4.0            Activated Water Management Plan


This plan describes the procedures for managing all on-site activated or potentially activated water discharges. Accelerator tunnel, experimental hall, and other experimental test area water system discharges, both routine and non-routine, shall be sampled and controlled to ensure that no discharge to the environment occurs outside applicable limits.  The overall goal is to dispose of activated water in a manner that prevents the inadvertent contamination of air, surface water, and/or groundwater.


The potential for release of activated water is managed in accordance with two permits: Hampton Roads Sanitation District (HRSD) Permit No. 0117 and the Virginia Department of Environmental Quality VPDES Permit No. 0089320.


4.1              Indirect Discharge to HRSD


A small quantity of activated water, which is collected from various systems, is discharged periodically through the sanitary sewer, in accordance with the site’s Hampton Roads Sanitation District (HRSD) permit.  Per DOE Order 458.1, Best Available Technology is not required, as radionuclide concentrations are far below the threshold of five times the Derived Concentration Guidance (DCGs).


The HRSD permit specifically addresses the discharges from both the Counting House Hall Floor Drain (HFD) sump and the Tritium Monitoring and Disposal Unit (TMDU) in Building 92. Both discharge points are activated manually, and sampling and analysis results are used to ensure permit conditions will not be violated.


Counting House Hall Floor Drain (HFD) Sump


Water can become activated in the accelerator and beam switchyard tunnels, the three experimental halls, and other test areas.  The water (which can include condensation, system leaks, and groundwater) is collected at the Counting House HFD.   Approximately 20,000 to 30,000 gallons of wastewater is discharged from this location each month.  Flows and activity are monitored to ensure that total discharges do not exceed annual limits of 5 Ci tritium and 1 Ci of total gamma-emitting nuclides.


Tritium Monitoring and Disposal Unit (TMDU)


Low conductivity water (LCW) becomes activated due to its presence in beam dumps at the High Power Beam Dumps for Hall A (and associated piping in Building 91) and Hall C (and associated piping in Building 95)   The Hall B dump does not use cooling water. It has layers of metal that absorb and dissipate the beam energy.


It is estimated that approximately 4 Ci/year (2 high power beam dumps at 2 Ci/year each) of tritium could be produced within the contained water systems for the Halls A and C high power beam dumps. This figure is based on the accelerator operating at 800 kW for a ten-month period every year.


High power beam dump cooling water shall be withdrawn at discrete intervals as summarized below and described in a Health Physics Procedure (HPP). The water shall be discharged to the sanitary sewer after holdup to allow for the decay of short-lived radionuclides and careful monitoring for key, long half-life radionuclides.


Other Sources of Activated Water

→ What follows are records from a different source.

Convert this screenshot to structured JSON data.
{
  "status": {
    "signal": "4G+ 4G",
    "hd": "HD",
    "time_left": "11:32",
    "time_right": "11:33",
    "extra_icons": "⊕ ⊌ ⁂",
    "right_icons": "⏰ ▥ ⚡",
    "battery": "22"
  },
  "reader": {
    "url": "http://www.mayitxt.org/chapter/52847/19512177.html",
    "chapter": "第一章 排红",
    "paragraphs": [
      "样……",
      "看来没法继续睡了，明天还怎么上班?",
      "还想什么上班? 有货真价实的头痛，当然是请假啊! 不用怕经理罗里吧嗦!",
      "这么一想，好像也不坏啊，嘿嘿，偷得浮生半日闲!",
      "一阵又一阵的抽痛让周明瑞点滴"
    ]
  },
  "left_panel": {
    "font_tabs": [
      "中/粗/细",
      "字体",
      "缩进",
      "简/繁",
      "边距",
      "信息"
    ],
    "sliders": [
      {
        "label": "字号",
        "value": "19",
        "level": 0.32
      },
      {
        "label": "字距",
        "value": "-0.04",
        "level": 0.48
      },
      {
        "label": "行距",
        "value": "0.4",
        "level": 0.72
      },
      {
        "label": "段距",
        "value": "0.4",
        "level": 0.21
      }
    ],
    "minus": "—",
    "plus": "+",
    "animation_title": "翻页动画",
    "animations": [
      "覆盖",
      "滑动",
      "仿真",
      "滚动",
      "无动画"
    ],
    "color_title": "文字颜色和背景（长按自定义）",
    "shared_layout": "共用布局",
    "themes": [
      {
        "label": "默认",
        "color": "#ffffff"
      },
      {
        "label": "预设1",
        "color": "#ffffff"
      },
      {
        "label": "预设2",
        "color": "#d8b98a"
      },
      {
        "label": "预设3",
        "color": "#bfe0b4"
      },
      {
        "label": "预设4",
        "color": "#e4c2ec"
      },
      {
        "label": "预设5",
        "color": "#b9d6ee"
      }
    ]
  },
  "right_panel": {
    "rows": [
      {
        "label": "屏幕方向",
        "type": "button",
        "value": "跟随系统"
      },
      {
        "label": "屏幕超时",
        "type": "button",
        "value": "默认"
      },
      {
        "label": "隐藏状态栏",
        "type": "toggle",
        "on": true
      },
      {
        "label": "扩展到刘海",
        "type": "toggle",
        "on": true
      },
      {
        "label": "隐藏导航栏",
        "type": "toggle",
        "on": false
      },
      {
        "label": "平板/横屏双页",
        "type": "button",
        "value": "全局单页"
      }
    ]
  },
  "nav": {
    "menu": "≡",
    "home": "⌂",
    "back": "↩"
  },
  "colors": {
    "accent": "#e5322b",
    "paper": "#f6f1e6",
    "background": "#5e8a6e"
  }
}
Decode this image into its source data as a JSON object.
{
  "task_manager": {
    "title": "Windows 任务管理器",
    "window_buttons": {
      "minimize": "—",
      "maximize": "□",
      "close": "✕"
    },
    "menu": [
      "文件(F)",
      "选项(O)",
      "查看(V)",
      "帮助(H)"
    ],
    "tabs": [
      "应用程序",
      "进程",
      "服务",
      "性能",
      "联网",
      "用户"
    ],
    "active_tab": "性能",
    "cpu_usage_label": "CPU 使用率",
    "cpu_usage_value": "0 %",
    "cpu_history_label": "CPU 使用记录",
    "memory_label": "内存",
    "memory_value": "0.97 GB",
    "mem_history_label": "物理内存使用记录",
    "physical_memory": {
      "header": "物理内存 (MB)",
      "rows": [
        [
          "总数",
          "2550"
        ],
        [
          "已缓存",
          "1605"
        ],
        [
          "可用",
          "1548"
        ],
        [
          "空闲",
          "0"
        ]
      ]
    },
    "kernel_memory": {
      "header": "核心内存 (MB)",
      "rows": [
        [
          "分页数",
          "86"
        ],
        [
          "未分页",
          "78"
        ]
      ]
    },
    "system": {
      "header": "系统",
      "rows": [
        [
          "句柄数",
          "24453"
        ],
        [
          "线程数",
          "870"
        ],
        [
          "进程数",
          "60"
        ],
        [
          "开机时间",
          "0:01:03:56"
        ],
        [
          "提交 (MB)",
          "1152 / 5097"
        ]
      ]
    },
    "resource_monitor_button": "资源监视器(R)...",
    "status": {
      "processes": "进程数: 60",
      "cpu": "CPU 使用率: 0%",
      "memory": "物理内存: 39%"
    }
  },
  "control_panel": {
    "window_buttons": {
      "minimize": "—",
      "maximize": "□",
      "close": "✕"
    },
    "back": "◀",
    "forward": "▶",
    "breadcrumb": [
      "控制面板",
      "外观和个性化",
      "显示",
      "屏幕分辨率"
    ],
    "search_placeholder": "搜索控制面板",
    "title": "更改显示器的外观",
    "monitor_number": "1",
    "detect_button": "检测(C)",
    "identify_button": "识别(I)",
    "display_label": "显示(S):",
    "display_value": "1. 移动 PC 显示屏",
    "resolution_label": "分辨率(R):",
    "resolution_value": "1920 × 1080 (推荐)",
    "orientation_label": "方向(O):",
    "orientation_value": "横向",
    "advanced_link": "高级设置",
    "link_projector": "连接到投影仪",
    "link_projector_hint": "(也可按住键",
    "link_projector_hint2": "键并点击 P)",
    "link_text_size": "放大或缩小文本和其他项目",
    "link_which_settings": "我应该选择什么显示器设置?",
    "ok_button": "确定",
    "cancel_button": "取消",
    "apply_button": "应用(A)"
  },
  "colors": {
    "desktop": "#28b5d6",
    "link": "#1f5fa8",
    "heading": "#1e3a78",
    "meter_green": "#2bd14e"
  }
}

Other potentially activated water, such as intermediate power beam dumps and dehumidification systems, shall be handled on a case-by-case basis. Water from these sources will be monitored; based upon volume and activity, it will then be routed to the HFD (low activity water) or added to the TMDU (high activity) for discharge to the sanitary sewer.


4.2              Groundwater Quality and Direct Discharge Under VPDES 0089320


Jefferson Lab's goal is to ensure that surface water and groundwater radioactivity moving offsite from Jefferson Lab is maintained at a level indistinguishable from natural conditions. A groundwater quality baseline was established which serves as the basis for our current VPDES permit.  See 8030 Appendix T3 for further information.


5.0            Revision Summary


Revision 0.1 – 12/11/12 - Updated to reflect compliance with DOE Order 458.1 Radiation Protection of the Public and the Environment.

Revision 0 – 07/27/05 – Original Content.













ESH&Q Division

Bill Rainey





This document is controlled as an on line file.  It may be printed but the print copy is not a controlled document.  It is the user’s responsibility to ensure that the document is the same revision as the current on line file.  This copy was printed on 6/4/2013.